The Federal Reserve raised its target for the federal funds rate to a range of 2.25%-2.50% . This was widely anticipated until recent market volatility and concerns over economic growth had markets uncertain about the Fed’s next move. Yet, the Federal Open Market Committee (FOMC) statement highlighted the strengthening labor market and economic activity, in particular job gains and household spending.
- The FOMC released its economic projections, lowering expectations for real GDP growth to 3.0% from 3.1% for 2018, and to 2.3% from 2.5% for 2019. However, its long-run projection inched up to 1.9%. This reflects a likely moderation in near-term economic growth after an acceleration in Q2 and Q3 of this year. The unemployment rate is expected to be slightly higher in 2020 and 2021 than previously projected, although slightly lower in the long-run.
- Inflation expectations also came down for 2018 and 2019 to 1.9%, from 2.1% and 2.0% respectively. PCE through October was 2.0% and core PCE was 1.8%, so these projections align more closely with the current conditions, which have been remarkably stable. Given the recent drop in oil prices, there are few reasons to question the Fed’s confidence in low and stable inflation in the medium term.
- In its interest rate projections, the FOMC were more dovish. Investors should expect two rate hikes in 2019, as noted by Fed Chairman Jay Powell, who said they "now think it is more likely the economy will grow in a way that calls for two rate increases next year." Federal funds rate projections came down for the future, dropping to 3.1% from 3.4% in 2020 and 2021, and down to 2.8% from 3.0% in the long-run. This adjustment reflects fewer anticipated rate hikes.
- Finally, the interest rate on excess reserves was raised by 20 basis points to 2.4%, just under the higher bound of the federal funds target range. By raising this rate by only 20 basis points rather than 25 basis points, this effectively narrows the range of the federal funds rate. This rate was last adjusted this summer.
While equity markets initially reacted negatively to the Fed’s actions, their caution and flexible policy approach combined with a lack of inflation pressures this late in the economic expansion are both long-term positives for U.S. stocks.
EXHIBIT 1: FOMC SEPTEMBER 2018 FORECASTS

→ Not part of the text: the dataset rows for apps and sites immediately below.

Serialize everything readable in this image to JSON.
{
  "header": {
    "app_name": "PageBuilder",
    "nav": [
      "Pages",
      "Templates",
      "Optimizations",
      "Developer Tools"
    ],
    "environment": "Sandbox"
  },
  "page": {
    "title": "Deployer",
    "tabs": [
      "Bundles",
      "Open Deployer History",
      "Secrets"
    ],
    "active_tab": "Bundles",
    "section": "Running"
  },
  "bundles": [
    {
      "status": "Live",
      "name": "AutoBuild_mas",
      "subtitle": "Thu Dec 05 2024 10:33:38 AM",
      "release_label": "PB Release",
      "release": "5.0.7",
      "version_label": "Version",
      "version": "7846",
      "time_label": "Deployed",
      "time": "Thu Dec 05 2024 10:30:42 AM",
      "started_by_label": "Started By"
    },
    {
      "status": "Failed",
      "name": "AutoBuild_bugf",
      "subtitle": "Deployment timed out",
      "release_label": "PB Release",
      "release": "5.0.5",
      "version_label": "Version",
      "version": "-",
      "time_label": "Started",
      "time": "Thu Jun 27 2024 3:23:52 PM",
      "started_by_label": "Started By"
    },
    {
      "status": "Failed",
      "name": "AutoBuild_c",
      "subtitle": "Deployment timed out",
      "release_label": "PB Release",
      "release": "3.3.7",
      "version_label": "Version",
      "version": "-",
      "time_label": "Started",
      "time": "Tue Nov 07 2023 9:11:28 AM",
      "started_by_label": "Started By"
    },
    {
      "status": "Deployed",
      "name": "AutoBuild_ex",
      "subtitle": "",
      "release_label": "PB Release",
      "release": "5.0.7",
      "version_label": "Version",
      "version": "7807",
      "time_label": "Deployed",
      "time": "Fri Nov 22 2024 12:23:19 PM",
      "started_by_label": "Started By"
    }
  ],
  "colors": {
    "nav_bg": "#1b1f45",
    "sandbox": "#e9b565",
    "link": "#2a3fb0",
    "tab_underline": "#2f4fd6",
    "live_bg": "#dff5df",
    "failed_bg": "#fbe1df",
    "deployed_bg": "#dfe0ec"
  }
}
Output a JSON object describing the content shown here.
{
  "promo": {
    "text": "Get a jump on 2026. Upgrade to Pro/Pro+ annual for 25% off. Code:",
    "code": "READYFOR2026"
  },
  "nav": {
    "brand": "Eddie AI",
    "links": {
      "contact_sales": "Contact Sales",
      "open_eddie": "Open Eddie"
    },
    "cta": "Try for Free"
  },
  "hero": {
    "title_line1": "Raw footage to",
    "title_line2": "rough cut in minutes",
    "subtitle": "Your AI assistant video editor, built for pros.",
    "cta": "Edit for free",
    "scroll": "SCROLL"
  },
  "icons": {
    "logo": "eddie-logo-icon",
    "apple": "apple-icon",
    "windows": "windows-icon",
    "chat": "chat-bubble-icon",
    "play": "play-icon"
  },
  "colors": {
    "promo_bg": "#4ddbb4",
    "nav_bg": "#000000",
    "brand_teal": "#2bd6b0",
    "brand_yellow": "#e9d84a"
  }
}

Source: Federal Reserve, J.P. Morgan Asset Management. Data as of December 19, 2018 *Forecasts of 16 FOMC participations, medianestimate. **Green denotes an adjustment higher, red denotes an adjustment lower.